***** Records for the task *****

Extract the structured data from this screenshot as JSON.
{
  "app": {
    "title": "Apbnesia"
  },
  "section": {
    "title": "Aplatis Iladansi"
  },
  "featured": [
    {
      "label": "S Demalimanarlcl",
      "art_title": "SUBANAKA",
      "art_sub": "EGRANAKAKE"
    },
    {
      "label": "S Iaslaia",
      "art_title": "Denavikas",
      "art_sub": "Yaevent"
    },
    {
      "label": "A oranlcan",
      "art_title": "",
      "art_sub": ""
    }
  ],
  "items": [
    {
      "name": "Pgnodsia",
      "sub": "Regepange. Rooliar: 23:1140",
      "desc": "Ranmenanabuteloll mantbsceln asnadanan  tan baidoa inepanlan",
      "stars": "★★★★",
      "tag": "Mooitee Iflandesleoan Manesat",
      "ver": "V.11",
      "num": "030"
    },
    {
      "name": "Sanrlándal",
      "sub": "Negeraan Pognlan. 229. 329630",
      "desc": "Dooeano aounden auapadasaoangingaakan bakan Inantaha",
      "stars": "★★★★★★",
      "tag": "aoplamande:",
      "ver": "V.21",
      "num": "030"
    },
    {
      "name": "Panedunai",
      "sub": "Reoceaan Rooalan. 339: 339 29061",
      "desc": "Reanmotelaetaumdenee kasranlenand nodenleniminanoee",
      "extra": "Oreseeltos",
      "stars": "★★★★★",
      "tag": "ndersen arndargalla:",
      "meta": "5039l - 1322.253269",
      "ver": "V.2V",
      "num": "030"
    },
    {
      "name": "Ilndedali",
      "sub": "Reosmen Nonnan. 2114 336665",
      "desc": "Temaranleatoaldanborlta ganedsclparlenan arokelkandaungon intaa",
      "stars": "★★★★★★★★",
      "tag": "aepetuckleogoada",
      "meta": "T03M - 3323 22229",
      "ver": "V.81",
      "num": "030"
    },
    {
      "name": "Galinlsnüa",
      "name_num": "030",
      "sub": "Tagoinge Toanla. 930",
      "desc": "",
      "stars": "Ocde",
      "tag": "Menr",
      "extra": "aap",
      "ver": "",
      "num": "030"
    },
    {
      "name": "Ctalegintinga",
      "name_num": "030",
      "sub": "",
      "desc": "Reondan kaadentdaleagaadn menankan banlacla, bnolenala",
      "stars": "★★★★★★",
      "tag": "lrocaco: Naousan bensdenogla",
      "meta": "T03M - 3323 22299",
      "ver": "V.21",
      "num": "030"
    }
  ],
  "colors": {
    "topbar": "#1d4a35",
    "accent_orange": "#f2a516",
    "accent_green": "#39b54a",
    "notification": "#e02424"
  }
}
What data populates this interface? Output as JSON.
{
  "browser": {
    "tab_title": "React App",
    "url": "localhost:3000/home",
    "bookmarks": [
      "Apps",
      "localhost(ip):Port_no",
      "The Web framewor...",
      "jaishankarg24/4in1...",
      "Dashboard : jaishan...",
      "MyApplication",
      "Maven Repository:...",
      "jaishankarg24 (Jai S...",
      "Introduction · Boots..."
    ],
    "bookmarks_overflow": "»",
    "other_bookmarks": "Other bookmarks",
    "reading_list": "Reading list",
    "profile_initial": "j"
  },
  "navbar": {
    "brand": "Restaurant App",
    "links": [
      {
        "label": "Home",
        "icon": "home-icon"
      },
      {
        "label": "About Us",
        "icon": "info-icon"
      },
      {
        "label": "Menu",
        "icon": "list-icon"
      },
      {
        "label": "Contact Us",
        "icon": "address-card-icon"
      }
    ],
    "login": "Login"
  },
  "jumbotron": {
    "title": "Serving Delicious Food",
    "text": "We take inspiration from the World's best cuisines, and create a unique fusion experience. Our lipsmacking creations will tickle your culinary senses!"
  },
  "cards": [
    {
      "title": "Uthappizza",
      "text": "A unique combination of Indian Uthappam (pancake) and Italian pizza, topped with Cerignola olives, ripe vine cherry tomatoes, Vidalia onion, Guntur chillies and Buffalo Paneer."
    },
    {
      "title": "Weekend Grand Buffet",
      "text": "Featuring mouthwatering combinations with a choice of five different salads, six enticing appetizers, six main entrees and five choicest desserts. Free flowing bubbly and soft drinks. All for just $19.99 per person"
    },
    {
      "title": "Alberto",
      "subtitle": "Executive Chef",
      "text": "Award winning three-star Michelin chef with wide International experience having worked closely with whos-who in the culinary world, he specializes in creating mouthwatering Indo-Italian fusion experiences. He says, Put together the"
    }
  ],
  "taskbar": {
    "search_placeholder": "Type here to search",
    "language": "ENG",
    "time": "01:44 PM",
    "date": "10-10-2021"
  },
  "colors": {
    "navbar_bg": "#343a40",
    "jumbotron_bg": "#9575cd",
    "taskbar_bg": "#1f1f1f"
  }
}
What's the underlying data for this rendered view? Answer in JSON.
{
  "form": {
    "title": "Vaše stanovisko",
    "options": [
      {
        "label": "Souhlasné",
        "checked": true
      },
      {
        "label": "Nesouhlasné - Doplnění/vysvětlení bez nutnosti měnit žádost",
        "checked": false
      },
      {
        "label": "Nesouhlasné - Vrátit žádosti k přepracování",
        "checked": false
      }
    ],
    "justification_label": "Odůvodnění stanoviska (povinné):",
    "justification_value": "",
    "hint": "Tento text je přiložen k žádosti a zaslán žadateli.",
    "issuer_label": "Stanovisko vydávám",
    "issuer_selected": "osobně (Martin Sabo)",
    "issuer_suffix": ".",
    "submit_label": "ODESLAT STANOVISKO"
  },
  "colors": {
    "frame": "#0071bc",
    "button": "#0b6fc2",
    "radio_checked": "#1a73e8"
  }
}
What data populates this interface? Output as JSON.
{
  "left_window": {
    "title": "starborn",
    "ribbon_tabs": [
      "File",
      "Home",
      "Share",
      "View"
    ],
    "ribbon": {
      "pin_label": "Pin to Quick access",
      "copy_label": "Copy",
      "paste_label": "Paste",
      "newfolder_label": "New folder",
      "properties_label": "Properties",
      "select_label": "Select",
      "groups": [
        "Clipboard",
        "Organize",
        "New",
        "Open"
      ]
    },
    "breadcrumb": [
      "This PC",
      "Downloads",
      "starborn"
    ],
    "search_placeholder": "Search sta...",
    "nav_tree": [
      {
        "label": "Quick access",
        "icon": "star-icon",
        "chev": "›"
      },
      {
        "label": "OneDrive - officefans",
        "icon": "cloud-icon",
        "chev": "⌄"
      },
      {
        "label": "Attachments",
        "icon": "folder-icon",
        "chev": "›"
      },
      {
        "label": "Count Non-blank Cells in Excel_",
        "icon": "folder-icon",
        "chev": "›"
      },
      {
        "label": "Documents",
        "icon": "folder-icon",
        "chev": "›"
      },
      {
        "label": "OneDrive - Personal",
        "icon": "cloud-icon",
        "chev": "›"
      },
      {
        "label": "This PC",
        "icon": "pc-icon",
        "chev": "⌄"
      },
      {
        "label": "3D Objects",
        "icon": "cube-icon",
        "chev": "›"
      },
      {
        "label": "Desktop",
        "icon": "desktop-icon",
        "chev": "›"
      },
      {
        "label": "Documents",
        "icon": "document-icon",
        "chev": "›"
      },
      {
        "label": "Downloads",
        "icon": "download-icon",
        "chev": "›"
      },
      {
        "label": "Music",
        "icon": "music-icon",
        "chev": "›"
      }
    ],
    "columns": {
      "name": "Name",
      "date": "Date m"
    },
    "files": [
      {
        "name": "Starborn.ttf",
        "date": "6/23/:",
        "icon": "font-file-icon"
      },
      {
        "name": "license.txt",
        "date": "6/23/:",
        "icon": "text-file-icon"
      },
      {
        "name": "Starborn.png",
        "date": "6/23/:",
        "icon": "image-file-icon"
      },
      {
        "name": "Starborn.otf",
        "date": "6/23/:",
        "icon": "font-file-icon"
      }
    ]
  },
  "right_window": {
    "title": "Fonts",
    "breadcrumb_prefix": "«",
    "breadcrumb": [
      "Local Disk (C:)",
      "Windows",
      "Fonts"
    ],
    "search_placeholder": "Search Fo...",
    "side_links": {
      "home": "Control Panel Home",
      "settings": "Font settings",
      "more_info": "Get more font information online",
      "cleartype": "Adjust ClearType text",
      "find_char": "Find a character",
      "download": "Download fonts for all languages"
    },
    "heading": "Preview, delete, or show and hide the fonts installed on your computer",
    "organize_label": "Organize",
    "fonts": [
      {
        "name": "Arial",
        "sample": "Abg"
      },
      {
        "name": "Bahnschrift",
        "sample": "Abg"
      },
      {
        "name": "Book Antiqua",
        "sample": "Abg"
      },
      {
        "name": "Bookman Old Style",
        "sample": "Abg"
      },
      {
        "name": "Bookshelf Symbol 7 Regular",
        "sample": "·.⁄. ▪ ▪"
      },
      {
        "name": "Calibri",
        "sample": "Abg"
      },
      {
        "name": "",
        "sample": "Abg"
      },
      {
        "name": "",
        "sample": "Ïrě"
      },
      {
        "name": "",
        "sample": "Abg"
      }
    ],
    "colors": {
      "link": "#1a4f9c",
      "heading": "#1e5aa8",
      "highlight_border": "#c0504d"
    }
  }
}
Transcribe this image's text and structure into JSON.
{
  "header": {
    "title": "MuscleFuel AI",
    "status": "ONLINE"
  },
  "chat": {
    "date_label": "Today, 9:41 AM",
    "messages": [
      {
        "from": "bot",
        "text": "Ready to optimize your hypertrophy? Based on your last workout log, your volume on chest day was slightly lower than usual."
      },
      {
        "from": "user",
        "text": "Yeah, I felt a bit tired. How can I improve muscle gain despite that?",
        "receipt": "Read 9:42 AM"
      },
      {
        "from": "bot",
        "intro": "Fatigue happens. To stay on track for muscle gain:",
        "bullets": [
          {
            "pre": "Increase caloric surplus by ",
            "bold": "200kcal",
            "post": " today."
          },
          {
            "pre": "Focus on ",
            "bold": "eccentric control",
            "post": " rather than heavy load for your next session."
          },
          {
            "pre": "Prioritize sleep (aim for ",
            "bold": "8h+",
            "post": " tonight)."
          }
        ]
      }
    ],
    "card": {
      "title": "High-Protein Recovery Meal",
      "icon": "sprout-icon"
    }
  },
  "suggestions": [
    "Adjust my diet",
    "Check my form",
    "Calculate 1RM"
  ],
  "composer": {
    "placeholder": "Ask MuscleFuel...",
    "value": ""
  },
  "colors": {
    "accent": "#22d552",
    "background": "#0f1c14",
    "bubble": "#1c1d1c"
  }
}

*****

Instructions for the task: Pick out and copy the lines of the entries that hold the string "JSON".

Task solution:
Extract the structured data from this screenshot as JSON.
What data populates this interface? Output as JSON.
What's the underlying data for this rendered view? Answer in JSON.
What data populates this interface? Output as JSON.
Transcribe this image's text and structure into JSON.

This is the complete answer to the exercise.